BANGKOK — Former Thai Prime Minister Yingluck Shinawatra declared her innocence and asked for “kindness” from a court Tuesday during her final statement in a criminal negligence trial that could land her in prison for 10 years if she is convicted.
The case centers around a rice subsidy program that Thailand’s current military government says she grossly mishandled. Yingluck’s bank accounts were frozen after an administrative ruling held her responsible for about $1 billion of the losses from the subsidy.
The case against Yingluck is widely seen as an effort to put another nail in the coffin of the political machine founded and directed by her brother, former Prime Minister Thaksin Shinawatra, who was ousted in a 2006 coup for alleged corruption and disrespect for the monarchy. The telecommunications mogul has been in self-imposed exile since 2008 to escape a prison sentence on a conflict of interest conviction. The 2006 coup triggered years of sometimes-violent battles for power in Thailand.
The Shinawatras’ critics describe them as corrupt, profit-seeking politicians, but their supporters have repeatedly voted them and their political allies into power. The supporters say the traditional political establishment opposes Thaksin because his electoral popularity threatens their entrenched privileges.
Thailand’s judiciary has been the target of widespread criticism that it operates with a political bias against Thaksin and his supporters.
“I beg the court for kindness and (to) please dismiss the charge,” Yingluck said in her closing statement to the court, according to prepared remarks. The verdict is to be issued Aug. 25.
Hundreds of Yingluck’s supporters outside the packed court Tuesday shouted, “Prime minister, fight, fight!”
Yingluck led the last elected government in Thailand before being ousted as prime minister in 2014 when a court ruled that a personnel transfer involved nepotism. The army initiated a coup soon afterward and a military-led government has remained in power since.

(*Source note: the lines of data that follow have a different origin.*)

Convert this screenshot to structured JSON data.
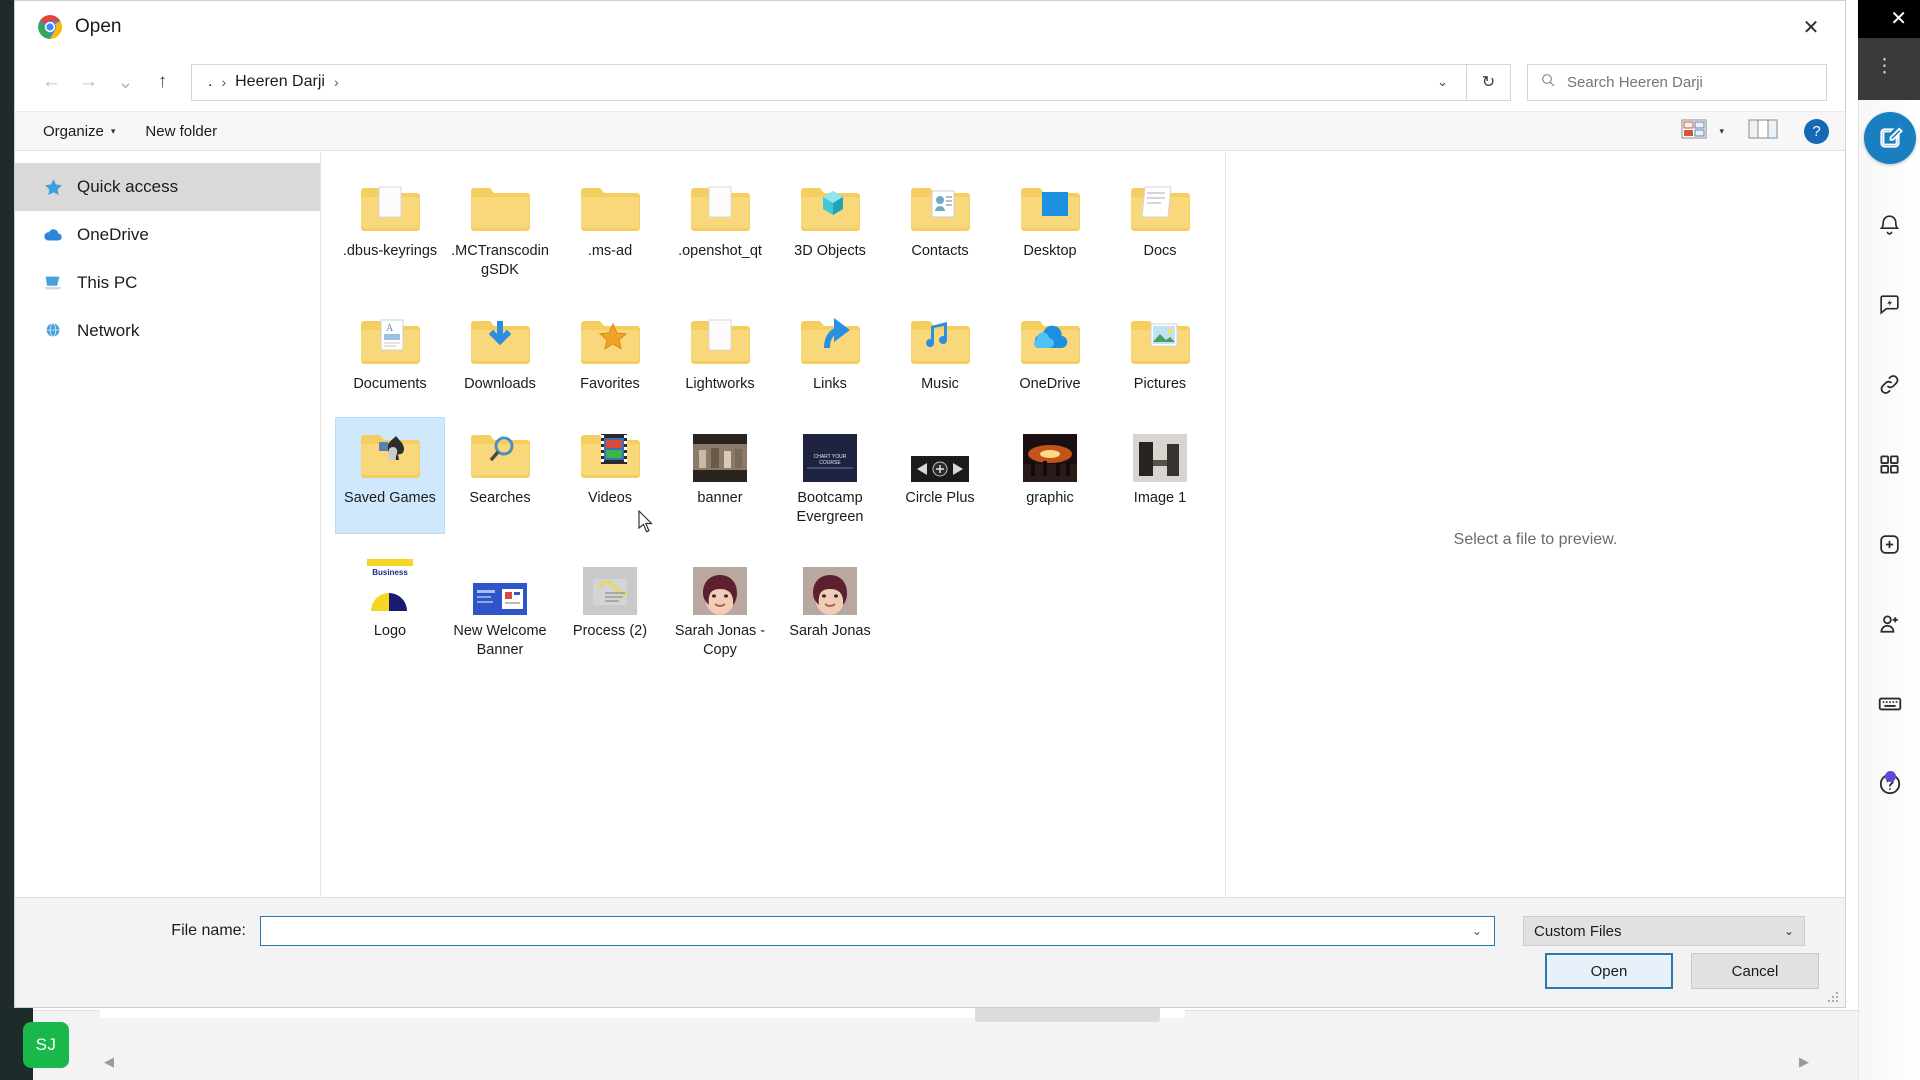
{
  "window": {
    "title": "Open",
    "app_icon": "chrome-icon",
    "close_label": "✕"
  },
  "nav": {
    "back_label": "←",
    "forward_label": "→",
    "recent_label": "⌄",
    "up_label": "↑",
    "breadcrumb": [
      ".",
      "Heeren Darji"
    ],
    "breadcrumb_separator": "›",
    "address_chevron": "⌄",
    "refresh_label": "↻"
  },
  "search": {
    "placeholder": "Search Heeren Darji",
    "icon": "search-icon"
  },
  "command_bar": {
    "organize_label": "Organize",
    "organize_caret": "▾",
    "new_folder_label": "New folder",
    "view_caret": "▾",
    "help_label": "?"
  },
  "sidebar": {
    "items": [
      {
        "label": "Quick access",
        "icon": "star-icon",
        "active": true
      },
      {
        "label": "OneDrive",
        "icon": "cloud-icon",
        "active": false
      },
      {
        "label": "This PC",
        "icon": "computer-icon",
        "active": false
      },
      {
        "label": "Network",
        "icon": "network-icon",
        "active": false
      }
    ]
  },
  "files": [
    {
      "name": ".dbus-keyrings",
      "type": "folder-doc",
      "selected": false
    },
    {
      "name": ".MCTranscodingSDK",
      "type": "folder",
      "selected": false
    },
    {
      "name": ".ms-ad",
      "type": "folder",
      "selected": false
    },
    {
      "name": ".openshot_qt",
      "type": "folder-doc",
      "selected": false
    },
    {
      "name": "3D Objects",
      "type": "folder-3d",
      "selected": false
    },
    {
      "name": "Contacts",
      "type": "folder-contacts",
      "selected": false
    },
    {
      "name": "Desktop",
      "type": "folder-desktop",
      "selected": false
    },
    {
      "name": "Docs",
      "type": "folder-docs",
      "selected": false
    },
    {
      "name": "Documents",
      "type": "folder-documents",
      "selected": false
    },
    {
      "name": "Downloads",
      "type": "folder-downloads",
      "selected": false
    },
    {
      "name": "Favorites",
      "type": "folder-favorites",
      "selected": false
    },
    {
      "name": "Lightworks",
      "type": "folder-doc",
      "selected": false
    },
    {
      "name": "Links",
      "type": "folder-links",
      "selected": false
    },
    {
      "name": "Music",
      "type": "folder-music",
      "selected": false
    },
    {
      "name": "OneDrive",
      "type": "folder-onedrive",
      "selected": false
    },
    {
      "name": "Pictures",
      "type": "folder-pictures",
      "selected": false
    },
    {
      "name": "Saved Games",
      "type": "folder-games",
      "selected": true
    },
    {
      "name": "Searches",
      "type": "folder-searches",
      "selected": false
    },
    {
      "name": "Videos",
      "type": "folder-videos",
      "selected": false
    },
    {
      "name": "banner",
      "type": "image-banner",
      "selected": false
    },
    {
      "name": "Bootcamp Evergreen",
      "type": "image-bootcamp",
      "thumb_text": "CHART YOUR COURSE",
      "selected": false
    },
    {
      "name": "Circle Plus",
      "type": "image-circleplus",
      "selected": false
    },
    {
      "name": "graphic",
      "type": "image-graphic",
      "selected": false
    },
    {
      "name": "Image 1",
      "type": "image-generic",
      "selected": false
    },
    {
      "name": "Logo",
      "type": "image-logo",
      "thumb_text": "Business",
      "selected": false
    },
    {
      "name": "New Welcome Banner",
      "type": "image-welcome",
      "selected": false
    },
    {
      "name": "Process (2)",
      "type": "image-process",
      "selected": false
    },
    {
      "name": "Sarah Jonas - Copy",
      "type": "image-portrait",
      "selected": false
    },
    {
      "name": "Sarah Jonas",
      "type": "image-portrait",
      "selected": false
    }
  ],
  "preview": {
    "empty_text": "Select a file to preview."
  },
  "footer": {
    "filename_label": "File name:",
    "filename_value": "",
    "filename_chevron": "⌄",
    "filter_value": "Custom Files",
    "filter_chevron": "⌄",
    "open_label": "Open",
    "cancel_label": "Cancel"
  },
  "right_rail": {
    "close_label": "✕",
    "menu_label": "⋮",
    "items": [
      {
        "icon": "compose-icon"
      },
      {
        "icon": "bell-icon"
      },
      {
        "icon": "lightning-chat-icon"
      },
      {
        "icon": "link-icon"
      },
      {
        "icon": "grid-icon"
      },
      {
        "icon": "add-square-icon"
      },
      {
        "icon": "add-person-icon"
      },
      {
        "icon": "keyboard-icon"
      },
      {
        "icon": "help-icon"
      }
    ]
  },
  "background": {
    "avatar_initials": "SJ",
    "scroll_left": "◀",
    "scroll_right": "▶"
  },
  "colors": {
    "accent": "#2a7ab0",
    "folder": "#f5ce62",
    "selection": "#cfe8fc",
    "rail_blue": "#1a7fc1",
    "help_blue": "#1669b5",
    "avatar_green": "#18b84a",
    "badge_purple": "#5b4bd6"
  }
}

After another court appearance late last month, Prime Minister Prayuth Chan-ocha, who led the 2014 coup, warned her supporters to tread carefully. He said the government would not prevent people from gathering, but that “everyone must show restraint” and let the court decide the matter.
“What is being done to her now is not fair,” said Prasong Kaewtongta, 51. “I’m giving her moral support.”
Rudeeporn Jantarasena, 46, said she came to support Yingluck “because of the good that the Shinawatra family has done.”
“They laid the foundations for the people. Be it issues involving poverty, issues that involve your job, they laid very good foundations for middle-class citizens,” she said.
She echoed concern about Yingluck’s chances for justice, saying Yingluck’s political party seemed targeted for punishment that was infrequently applied to other political parties.
The rice subsidy was a flagship policy that helped Yingluck’s party win the 2011 general election. The government paid Thai farmers about 50 percent above what they would have received on the world market, with the intention of driving up prices by warehousing the grain.
Instead of driving up prices, other rice-producing countries captured the market by selling at competitive prices. Vietnam as a result replaced Thailand as the world’s leading rice exporter.
The government bought and stored 13.3 million tons of rice, but exported less than 1 million tons, costing the state billions of dollars.
Prosecutors in the negligence trial argued that Yingluck ignored warnings of corruption in the subsidy program.
In her prepared remarks, Yingluck said the rice subsidy program helped farmers escape severe financial hardship. She dismissed accusations of corruption.
“I have acted in good faith and never consented to any corruption by others,” she said, adding that “it is the pride of my life that once I had a chance to implement this policy for rice farmers.”